310 Montgomery Street
This structure, the Third Saint Paul's Episcopal Cathedral, was
designed by English born architect, Henry Dudley. Records indicate Dudley
was working on the plans in 1883, the corner stone was laid on June 25, 1884 and
the structure was completed in 1885. The total cost of the project,
including the lot, was $150,000.
The stone tower, rising over 200 feet, is topped with a stone
cross donated by Andrew and Horace White (see the
White Memorial Building) and dedicated to their mother Clara Dickson White.
This building was the third home for the oldest
Episcopal congregation in Syracuse. When the second was demolished to make way
Old Federal Building, some of the stones from the church were saved for this
Here is how the authors of
Architecture Worth Preserving describe St. Paul's:
"The exterior, called 'Old English Gothic' when it was
built, is simple and severe, the rock-faced gray limestone from the Onondaga
Reservation being relieved only by small windows and plain buttresses. At the
street corner, however, rises a square tower crowned by a slender stone spire
whose height of 225' was an audacious display of structural skill.
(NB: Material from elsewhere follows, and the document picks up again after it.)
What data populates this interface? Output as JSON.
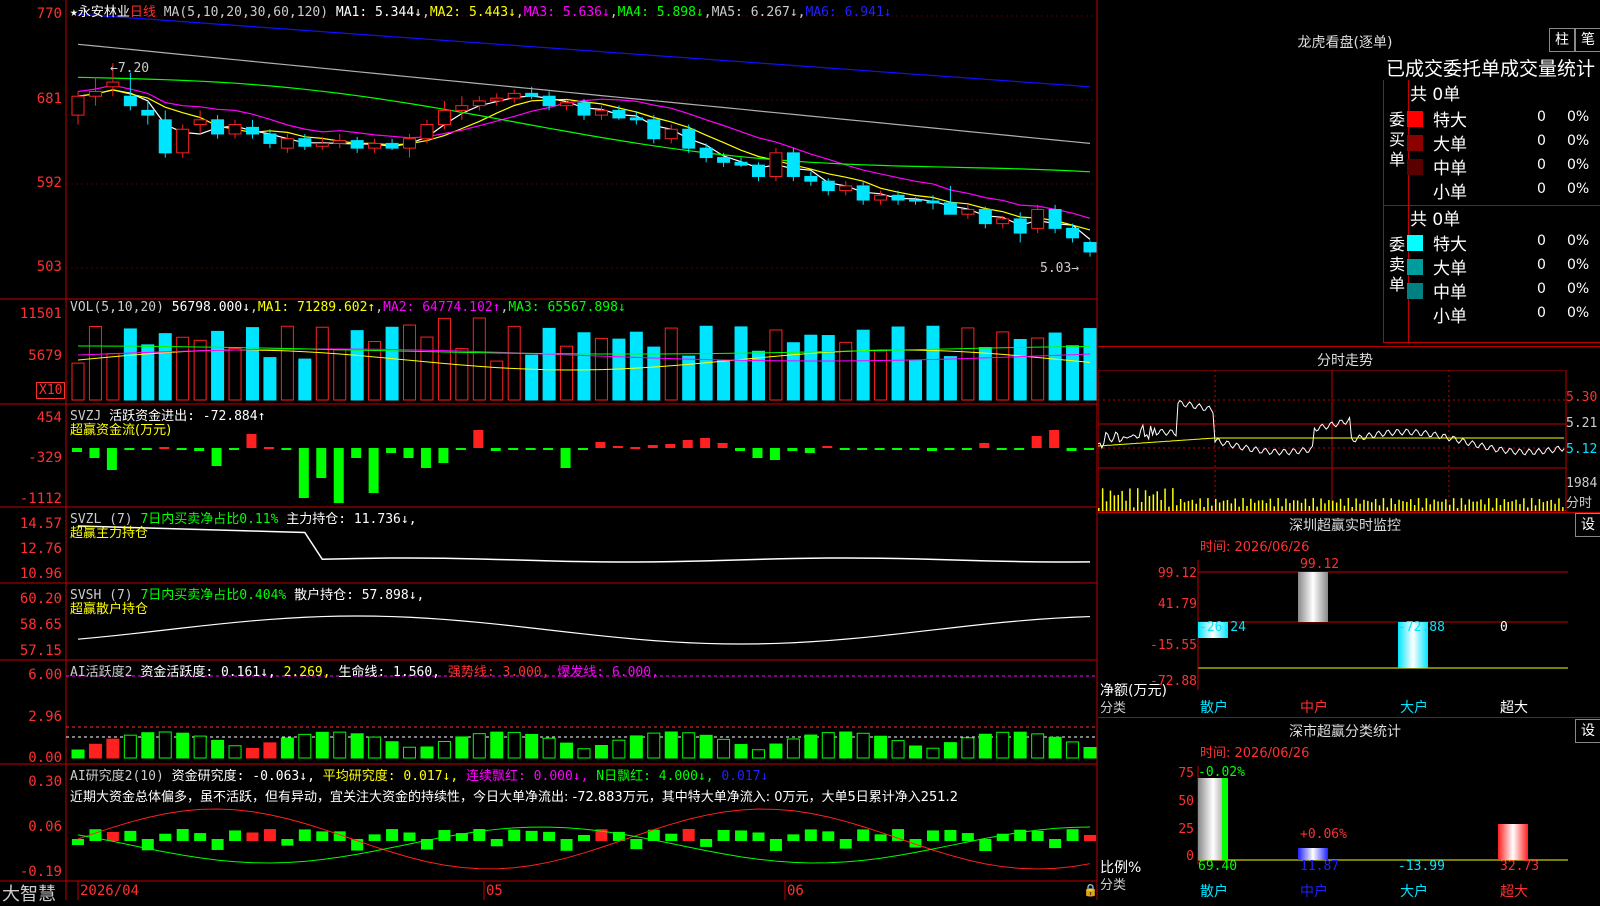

At the
eastern end, alongside the tower, is a high polygonal apse.
image for enlargement)
Library of Congress, Historic American Building Survey, HABS,NY,34-SYRA,12-1
"The interior is lofty and spacious, divided into a
traditional nave and side aisles by pointed arcades carried on polished
granite columns. Walls are faced with light-colored brick, in which are
inserted some horizontal bands of ornamental tiles. The whole effect reminds
one of mid-19th Century English churches designed by Scott, Butterfield and
Street, who were then evolving a new interpretation of medieval forms.
"Henry Dudley, a New York architect, was working on
the plans in May, 1883. A chapel was the first unit to be built; construction
of the main building began in April, 1884, when a contract was let to Leamy
Brothers. In later years the building has been improved and redecorated
somewhat, but it remains substantially as it was when erected."
The size of St. Paul's parish hit its peak in the
1930's. Following World War II the population of Syracuse began to shift to the
suburbs and St. Paul's membership declined as well. An effort to name St. Paul's
the Cathedral of the Diocese was begun in the 1960's. This effort found success
in 1971 when the change was made official and membership in the church has grown
considerably since that time.
The major difference between the two pictures isn't to
be seen in the church building but in the buildings around it. In the 1970's,
the church purchased and demolished the seven story office building and movie
theater crowding it to the west. The grand Onondaga Hotel -- once the tallest
building to be seen behind the church's spire -- has now been replaced with a
high-rise office building.